Bernhard Palsson and his team of bioengineering researchers at the University of California have spent over a year looking through 50 years of research and text to compile the most comprehensive list of metabolic pathways to date. From that data, they’ve created a ‘virtual model’ that may allow scientists to study how medications may affect the body.
This first-of-its-kind metabolic network builds on the sequencing of the human genome and contains more than 3,300 known human biochemical transformations that have been documented during 50 years of research worldwide.
In a report in the Proceedings of the National Academy of Sciences (PNAS) made available on the journal’s website on Jan. 29, the UCSD researchers led by Bernhard Palsson, a professor of bioengineering in the Jacobs School of Engineering, unveiled the BiGG (biochemically, genetically, and genomically structured) database as the end product of this phase of the research project.

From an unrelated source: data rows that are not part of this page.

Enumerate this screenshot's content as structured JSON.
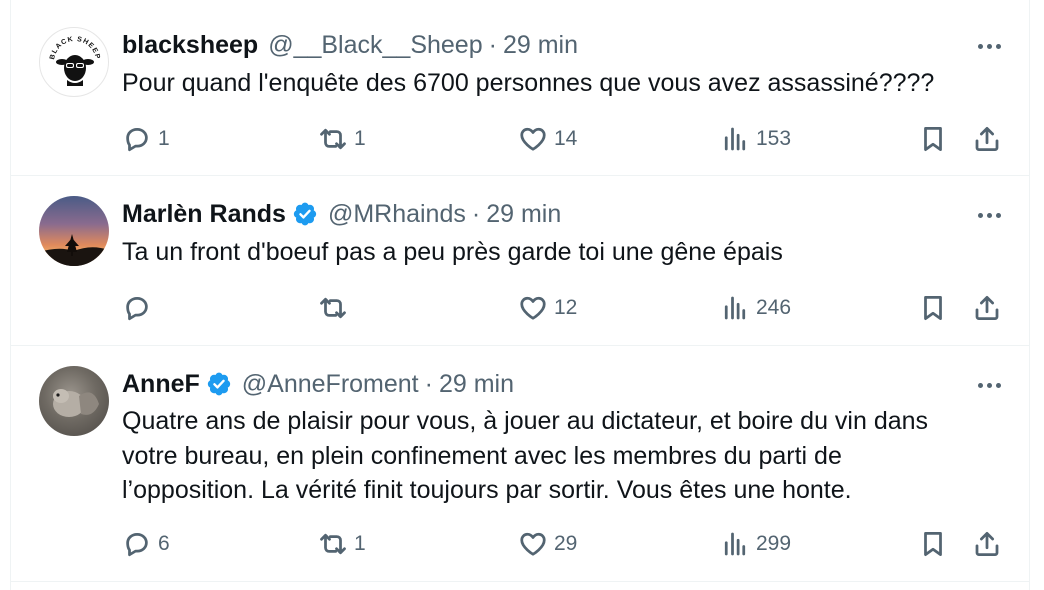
{
  "tweets": [
    {
      "name": "blacksheep",
      "verified": false,
      "handle": "@__Black__Sheep",
      "dot": "·",
      "time": "29 min",
      "text": "Pour quand l'enquête des 6700 personnes que vous avez assassiné????",
      "avatar_text": "BLACK SHEEP",
      "replies": "1",
      "reposts": "1",
      "likes": "14",
      "views": "153"
    },
    {
      "name": "Marlèn Rands",
      "verified": true,
      "handle": "@MRhainds",
      "dot": "·",
      "time": "29 min",
      "text": "Ta un front d'boeuf pas a peu près garde toi une gêne épais",
      "replies": "",
      "reposts": "",
      "likes": "12",
      "views": "246"
    },
    {
      "name": "AnneF",
      "verified": true,
      "handle": "@AnneFroment",
      "dot": "·",
      "time": "29 min",
      "text_lines": [
        "Quatre ans de plaisir pour vous, à jouer au dictateur, et boire du vin dans",
        "votre bureau, en plein confinement avec les membres du parti de",
        "l’opposition. La vérité finit toujours par sortir. Vous êtes une honte."
      ],
      "replies": "6",
      "reposts": "1",
      "likes": "29",
      "views": "299"
    }
  ],
  "icons": {
    "reply": "reply-icon",
    "repost": "repost-icon",
    "like": "like-icon",
    "views": "views-icon",
    "bookmark": "bookmark-icon",
    "share": "share-icon",
    "more": "more-icon",
    "verified": "verified-badge-icon"
  },
  "colors": {
    "text": "#0f1419",
    "secondary": "#536471",
    "verified": "#1d9bf0",
    "border": "#eff3f4"
  }
}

… the UCSD researchers conducted 288 simulations, including the synthesis of testosterone and estrogen, as well as the metabolism of dietary fat. In every case, the behavior of the model matched the published performance of human cells in defined conditions.

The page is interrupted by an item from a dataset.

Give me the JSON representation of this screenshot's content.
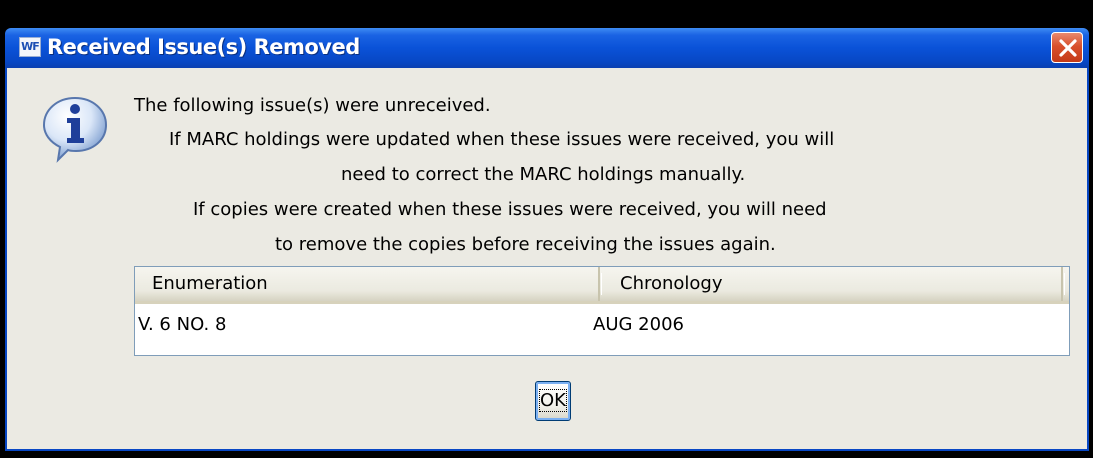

Researchers can use the computationally based database to quickly discover the effects on a given cell type of changing the performance of any of the 3,300 known human metabolic reactions operating in that cell. The tool is designed to help scientists explore hundreds of human disorders in the metabolism of amino acids, carbohydrates, lipids, minerals, and other molecules. It also is intended to be used in the future to study metabolic variations between people as a way to individually tailor diet for weight control…
More than two dozen biochemical reactions in human cells are needed to make cholesterol. Cholesterol-lowering drugs called statins affect just one of those reactions, reducing the synthesis of cholesterol as if they were pinching a garden hose, slowing the flow of cholesterol through it. However, metabolic pathways are actually labyrinths of interconnected garden hoses with complicated flow patterns.
“Pinching off one part of the labyrinth can have a good effect, but it can also have unexpected consequences, or even no effect because of redundancy built into metabolic systems,” Palsson said. “The new tool we’ve created allows scientists to tinker with a virtual metabolic system in ways that were, until now, impossible, and to test the modeling predictions in real cells.”
Each type of cell in the human body utilizes only a fraction of all 3,300 metabolic reactions, and scientists can create in silico any type of cell, from a heart cell to a red blood cell, with its particular complement of metabolic enzymes, and adjust their genetic or other properties to compute the cell’s behavior.
“We can analyze abnormal metabolism at the root cause of diseases such as hemolytic anemia, which can result from a deficiency in metabolic reactions,” said Neema Jamshidi, an MD/Ph. D. student at UCSD and co-author of the paper. “We can study both the causes and consequences of this and other diseases, which may lead to novel insights about how new drugs might be designed to treat them.”